The move would not only empower local industry but save the country the huge cost that was incurred in importation of boats for the Navy.
This was disclosed by Chief of Naval Staff, Real Admiral Seth Amoama in Accra when students of the Regional Maritime University (RMU) as part of the project work for Post Graduate Studies in Naval Architecture, designed and built a model of the Fibre Reinforce Plastic (FRP) boat.
On average he explained that, it costs the navy about GH¢1.5 million to import the FRP boat into the country but would only cost about GH¢50,000 to produce one by the students of the RMU with local technology.
According to Real Admiral Amoama, students after completion, would be brought on board and provided with the resources to transform the model into a proper sea craft that would be used by the navy.
“In just a couple of months, we would support the students to build the sea craft with local indigenous technology which would be very groundbreaking as far as the activities of the navy are concerned,” he stated.
“This is a huge cost saving venture and we would not only produce FRP boats but ensure that we build ships made of steel and aluminum to further save the country money and also improve local industry,” he stated.
The Ghana Navy he said celebrated its 60th Anniversary last year but could not boast of a major craft done by Ghanaians making the development a milestone for the maritime industry as a whole.
However he said, the country could not continue to import craft from outside but rather use indigenous materials to build as done by the RMU in collaboration with the Ghana Navy and Teamwork Powerboats Limited.
Vice Chancellor of RMU, Prof.
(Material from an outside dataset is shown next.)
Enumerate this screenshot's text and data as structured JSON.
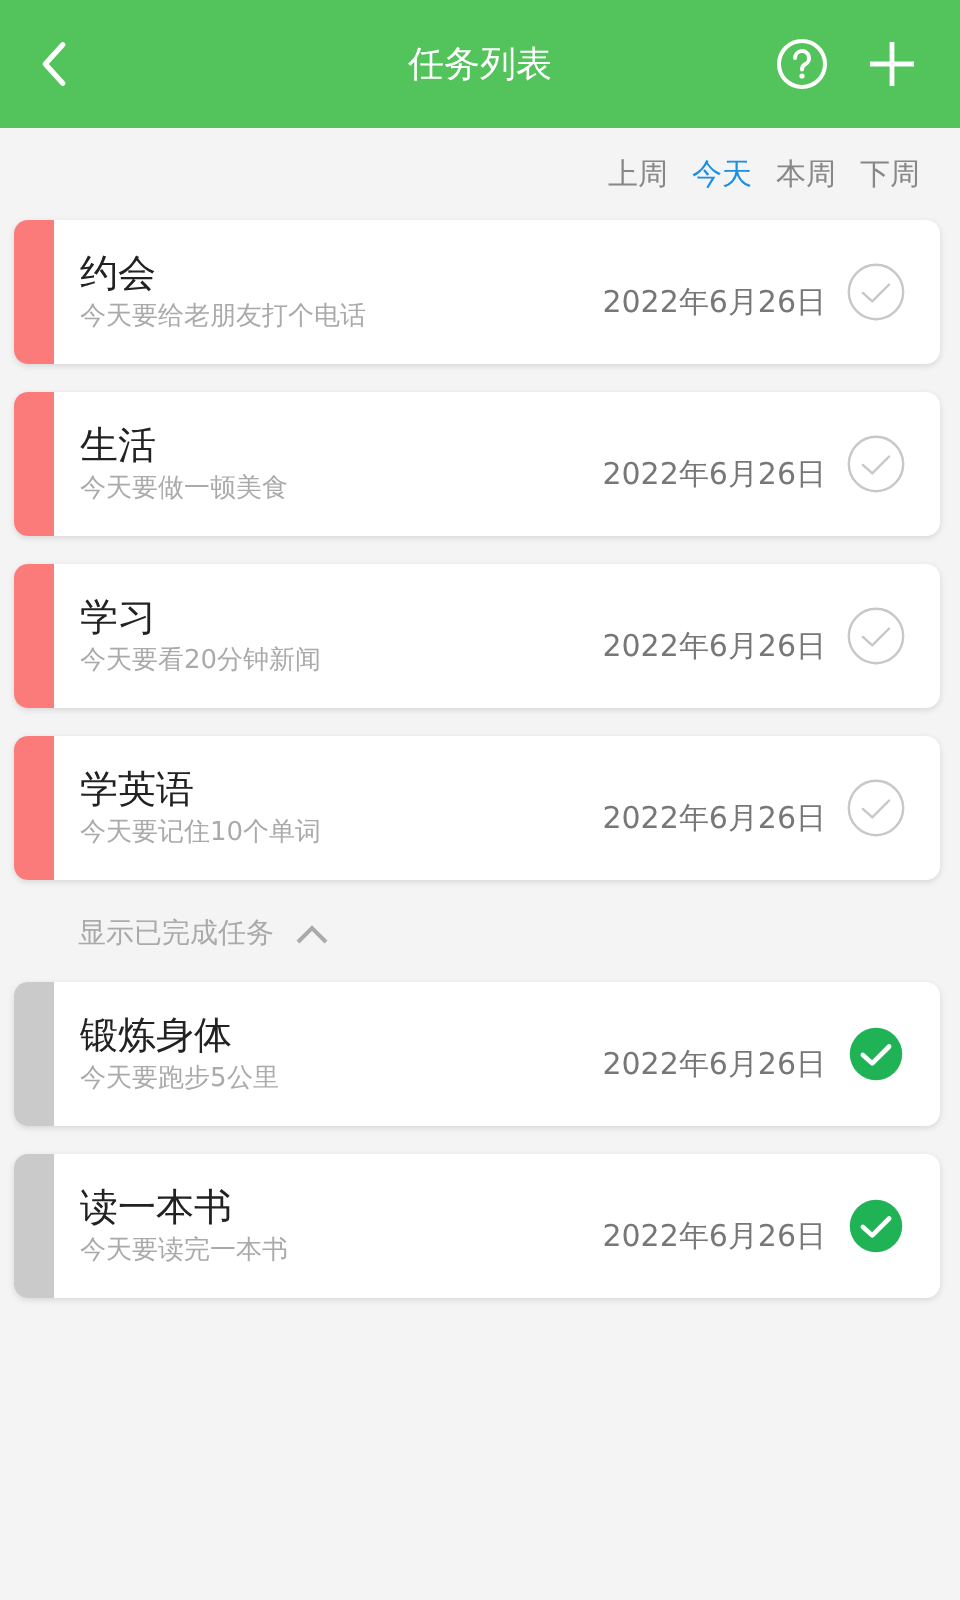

Elvis Nyarko commended the students for their creativity in making their vision of building their own craft come to reality.
“This is the first time students were trained to build a craft in the country with very modern and durable designs that would stand the test of time,” he stated.
He expressed appreciation to the Ghana Navy for coming on board to support and urged them to ensure that the model was developed to be used by the Navy in their operations.
The three students who designed the craft were, Lt (GN) Christopher Nii Affah Armah, Lt (GN) Eli Kofi Djamesi and Lt (GN) Kofi Tabi Ankobiah.
Speaking on their behalf, Lt (GN) Ankobiah said, it was important for the Ghana Navy to support to build capacity that would locally design and build boats for their operations.
“Adequate funding and modern tools should be made available for the production of such boats and be produced in the country,” he added.